── Records
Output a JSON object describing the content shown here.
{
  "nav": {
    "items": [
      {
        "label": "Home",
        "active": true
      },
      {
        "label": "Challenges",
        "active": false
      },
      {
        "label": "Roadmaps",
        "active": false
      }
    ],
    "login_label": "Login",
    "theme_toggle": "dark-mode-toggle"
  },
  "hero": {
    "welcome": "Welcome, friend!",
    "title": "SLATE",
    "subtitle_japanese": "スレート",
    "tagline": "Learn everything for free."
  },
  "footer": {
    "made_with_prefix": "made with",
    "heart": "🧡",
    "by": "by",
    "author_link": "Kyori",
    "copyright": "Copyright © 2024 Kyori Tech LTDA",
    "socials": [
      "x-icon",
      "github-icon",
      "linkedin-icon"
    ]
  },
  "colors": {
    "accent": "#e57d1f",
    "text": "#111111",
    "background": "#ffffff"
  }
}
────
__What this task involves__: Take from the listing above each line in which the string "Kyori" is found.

__Task result__:
    "author_link": "Kyori",
    "copyright": "Copyright © 2024 Kyori Tech LTDA",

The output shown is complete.